Your instructions :: Collect each line of the entries that holds the string "orders".

Dataset rows describing interfaces
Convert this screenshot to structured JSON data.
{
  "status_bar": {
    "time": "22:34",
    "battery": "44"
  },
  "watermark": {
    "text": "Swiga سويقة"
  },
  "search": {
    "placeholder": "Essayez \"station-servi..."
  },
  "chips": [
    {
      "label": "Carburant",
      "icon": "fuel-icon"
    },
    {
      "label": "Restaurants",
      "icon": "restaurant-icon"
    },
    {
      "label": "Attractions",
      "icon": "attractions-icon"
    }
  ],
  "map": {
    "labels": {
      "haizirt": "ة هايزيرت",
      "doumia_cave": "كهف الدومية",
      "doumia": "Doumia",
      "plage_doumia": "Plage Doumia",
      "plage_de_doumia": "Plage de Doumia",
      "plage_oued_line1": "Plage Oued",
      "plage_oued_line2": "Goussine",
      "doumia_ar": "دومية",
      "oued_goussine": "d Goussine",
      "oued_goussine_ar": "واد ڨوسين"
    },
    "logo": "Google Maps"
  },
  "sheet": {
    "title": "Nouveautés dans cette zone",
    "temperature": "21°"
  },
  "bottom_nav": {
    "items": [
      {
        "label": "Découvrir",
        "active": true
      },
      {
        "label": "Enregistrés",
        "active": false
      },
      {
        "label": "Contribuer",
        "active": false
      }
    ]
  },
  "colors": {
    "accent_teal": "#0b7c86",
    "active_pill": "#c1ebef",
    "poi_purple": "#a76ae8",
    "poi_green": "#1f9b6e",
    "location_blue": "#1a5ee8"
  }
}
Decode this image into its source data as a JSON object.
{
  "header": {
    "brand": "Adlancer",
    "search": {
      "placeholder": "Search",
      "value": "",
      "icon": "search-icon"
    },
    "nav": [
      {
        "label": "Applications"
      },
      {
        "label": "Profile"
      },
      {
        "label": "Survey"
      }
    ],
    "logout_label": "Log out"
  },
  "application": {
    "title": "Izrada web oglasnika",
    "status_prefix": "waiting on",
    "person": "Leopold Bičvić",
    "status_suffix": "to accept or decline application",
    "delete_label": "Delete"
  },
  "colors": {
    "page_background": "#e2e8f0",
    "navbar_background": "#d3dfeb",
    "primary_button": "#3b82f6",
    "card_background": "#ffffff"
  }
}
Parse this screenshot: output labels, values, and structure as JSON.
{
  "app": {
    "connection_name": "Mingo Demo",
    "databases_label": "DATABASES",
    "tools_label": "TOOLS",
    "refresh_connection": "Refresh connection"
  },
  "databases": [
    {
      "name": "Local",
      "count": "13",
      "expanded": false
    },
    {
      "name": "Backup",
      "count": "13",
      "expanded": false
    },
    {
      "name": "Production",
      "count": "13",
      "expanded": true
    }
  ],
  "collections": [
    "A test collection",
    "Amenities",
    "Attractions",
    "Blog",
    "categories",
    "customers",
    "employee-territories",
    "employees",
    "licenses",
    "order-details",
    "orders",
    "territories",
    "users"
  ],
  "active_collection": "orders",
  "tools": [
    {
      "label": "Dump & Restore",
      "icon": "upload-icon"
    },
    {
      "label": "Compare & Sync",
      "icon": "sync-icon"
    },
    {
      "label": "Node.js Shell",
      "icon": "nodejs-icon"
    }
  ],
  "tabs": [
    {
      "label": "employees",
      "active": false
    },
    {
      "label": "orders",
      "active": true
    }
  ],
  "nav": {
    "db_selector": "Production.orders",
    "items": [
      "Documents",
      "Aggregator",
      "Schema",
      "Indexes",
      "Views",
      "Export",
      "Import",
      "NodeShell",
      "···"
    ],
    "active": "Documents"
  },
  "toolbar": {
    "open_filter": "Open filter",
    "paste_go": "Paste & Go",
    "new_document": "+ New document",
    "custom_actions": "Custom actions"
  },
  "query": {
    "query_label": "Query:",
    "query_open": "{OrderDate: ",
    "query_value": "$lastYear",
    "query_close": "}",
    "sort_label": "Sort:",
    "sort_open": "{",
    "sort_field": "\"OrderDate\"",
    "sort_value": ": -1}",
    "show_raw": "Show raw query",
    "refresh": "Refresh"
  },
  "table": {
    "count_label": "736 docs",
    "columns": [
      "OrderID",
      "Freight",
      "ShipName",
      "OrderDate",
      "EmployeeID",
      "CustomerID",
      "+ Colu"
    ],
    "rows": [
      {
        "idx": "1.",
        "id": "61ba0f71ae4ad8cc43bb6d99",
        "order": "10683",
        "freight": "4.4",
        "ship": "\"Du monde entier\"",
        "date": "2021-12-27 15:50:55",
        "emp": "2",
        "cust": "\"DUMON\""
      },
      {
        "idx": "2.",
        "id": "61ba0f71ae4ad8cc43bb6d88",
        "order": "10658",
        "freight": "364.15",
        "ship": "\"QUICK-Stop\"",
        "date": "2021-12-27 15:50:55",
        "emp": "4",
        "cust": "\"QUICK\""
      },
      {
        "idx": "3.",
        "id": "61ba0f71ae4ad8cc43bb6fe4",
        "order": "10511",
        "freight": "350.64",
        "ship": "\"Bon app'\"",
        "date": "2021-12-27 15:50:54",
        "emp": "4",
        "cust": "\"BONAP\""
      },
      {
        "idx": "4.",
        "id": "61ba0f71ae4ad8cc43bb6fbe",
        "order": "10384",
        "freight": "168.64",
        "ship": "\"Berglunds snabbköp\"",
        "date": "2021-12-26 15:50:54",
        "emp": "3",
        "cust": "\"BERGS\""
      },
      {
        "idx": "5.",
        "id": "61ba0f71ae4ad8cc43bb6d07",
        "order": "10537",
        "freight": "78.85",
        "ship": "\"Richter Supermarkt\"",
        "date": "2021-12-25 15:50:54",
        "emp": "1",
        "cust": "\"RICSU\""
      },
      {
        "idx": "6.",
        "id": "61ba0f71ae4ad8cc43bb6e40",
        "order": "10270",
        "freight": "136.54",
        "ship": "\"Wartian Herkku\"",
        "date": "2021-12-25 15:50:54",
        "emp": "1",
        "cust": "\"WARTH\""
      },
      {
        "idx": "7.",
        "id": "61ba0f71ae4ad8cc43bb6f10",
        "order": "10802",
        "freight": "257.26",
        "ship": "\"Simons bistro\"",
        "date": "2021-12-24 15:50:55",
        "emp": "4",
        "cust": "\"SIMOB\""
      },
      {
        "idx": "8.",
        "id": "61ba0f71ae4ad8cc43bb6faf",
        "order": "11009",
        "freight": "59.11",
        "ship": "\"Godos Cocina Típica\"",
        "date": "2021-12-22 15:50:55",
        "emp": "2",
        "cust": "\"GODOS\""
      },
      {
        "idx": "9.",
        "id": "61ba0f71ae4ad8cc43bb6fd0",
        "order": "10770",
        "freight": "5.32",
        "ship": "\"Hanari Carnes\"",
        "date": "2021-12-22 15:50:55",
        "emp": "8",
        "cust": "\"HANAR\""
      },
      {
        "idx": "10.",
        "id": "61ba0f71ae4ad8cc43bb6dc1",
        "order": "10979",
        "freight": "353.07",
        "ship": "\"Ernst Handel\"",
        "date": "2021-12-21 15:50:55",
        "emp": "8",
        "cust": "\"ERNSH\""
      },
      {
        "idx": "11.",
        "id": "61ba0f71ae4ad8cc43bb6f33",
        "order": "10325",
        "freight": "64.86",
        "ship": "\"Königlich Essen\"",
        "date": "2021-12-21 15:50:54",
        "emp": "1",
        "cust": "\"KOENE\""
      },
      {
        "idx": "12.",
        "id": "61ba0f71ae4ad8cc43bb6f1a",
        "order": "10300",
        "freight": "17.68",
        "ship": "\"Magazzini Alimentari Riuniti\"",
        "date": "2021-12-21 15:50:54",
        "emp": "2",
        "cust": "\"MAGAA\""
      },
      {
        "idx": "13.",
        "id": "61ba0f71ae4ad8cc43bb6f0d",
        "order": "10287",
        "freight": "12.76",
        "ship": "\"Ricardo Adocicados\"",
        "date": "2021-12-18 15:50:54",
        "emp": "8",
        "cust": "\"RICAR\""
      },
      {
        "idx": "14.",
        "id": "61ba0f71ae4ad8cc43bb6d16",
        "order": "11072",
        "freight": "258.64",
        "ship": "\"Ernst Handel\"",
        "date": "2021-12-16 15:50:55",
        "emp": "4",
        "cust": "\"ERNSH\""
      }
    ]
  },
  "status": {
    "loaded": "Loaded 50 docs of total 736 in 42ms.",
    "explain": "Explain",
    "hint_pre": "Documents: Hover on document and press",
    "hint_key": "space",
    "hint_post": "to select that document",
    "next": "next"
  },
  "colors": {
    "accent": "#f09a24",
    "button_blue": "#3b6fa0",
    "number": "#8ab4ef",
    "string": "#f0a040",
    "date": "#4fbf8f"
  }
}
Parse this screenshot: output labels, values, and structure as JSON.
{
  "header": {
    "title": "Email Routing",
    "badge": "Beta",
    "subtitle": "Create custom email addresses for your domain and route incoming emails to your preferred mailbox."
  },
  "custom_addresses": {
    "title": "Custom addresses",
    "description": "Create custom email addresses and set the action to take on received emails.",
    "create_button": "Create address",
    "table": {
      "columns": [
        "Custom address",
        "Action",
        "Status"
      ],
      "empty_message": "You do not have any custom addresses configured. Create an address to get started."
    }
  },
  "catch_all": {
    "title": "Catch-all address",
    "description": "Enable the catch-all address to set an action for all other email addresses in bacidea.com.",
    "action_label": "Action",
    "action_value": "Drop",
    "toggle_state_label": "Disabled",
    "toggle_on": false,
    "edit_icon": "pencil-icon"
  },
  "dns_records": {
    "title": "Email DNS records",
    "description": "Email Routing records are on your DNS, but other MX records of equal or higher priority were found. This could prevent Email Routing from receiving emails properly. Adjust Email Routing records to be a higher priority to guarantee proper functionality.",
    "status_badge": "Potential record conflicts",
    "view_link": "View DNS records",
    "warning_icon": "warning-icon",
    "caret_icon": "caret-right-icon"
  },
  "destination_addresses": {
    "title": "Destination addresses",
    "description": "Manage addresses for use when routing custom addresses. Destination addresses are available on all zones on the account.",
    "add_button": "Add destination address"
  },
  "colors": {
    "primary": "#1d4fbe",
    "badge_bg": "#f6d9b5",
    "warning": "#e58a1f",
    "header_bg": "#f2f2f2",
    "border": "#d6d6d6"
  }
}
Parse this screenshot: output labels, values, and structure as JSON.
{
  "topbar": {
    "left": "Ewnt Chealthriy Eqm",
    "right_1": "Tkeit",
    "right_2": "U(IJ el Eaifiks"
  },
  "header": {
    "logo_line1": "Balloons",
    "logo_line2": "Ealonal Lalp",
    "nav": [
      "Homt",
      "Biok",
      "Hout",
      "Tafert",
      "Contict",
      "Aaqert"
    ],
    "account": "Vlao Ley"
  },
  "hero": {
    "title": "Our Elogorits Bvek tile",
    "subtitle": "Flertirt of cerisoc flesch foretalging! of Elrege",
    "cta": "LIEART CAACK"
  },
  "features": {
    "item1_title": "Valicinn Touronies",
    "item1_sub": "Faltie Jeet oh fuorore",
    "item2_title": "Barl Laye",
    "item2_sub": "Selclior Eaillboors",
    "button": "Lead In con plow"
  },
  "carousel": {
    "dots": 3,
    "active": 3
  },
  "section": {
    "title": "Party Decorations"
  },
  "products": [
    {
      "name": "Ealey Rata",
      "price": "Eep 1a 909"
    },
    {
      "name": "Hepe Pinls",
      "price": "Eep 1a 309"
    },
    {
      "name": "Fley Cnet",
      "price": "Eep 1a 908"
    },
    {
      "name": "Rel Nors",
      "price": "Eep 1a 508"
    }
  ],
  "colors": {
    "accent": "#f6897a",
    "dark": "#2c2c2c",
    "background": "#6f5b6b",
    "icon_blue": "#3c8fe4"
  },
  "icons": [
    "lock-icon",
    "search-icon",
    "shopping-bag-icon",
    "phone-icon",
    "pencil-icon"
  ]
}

Answer to the exercise ::
    "orders",
  "active_collection": "orders",
      "label": "orders",
    "db_selector": "Production.orders",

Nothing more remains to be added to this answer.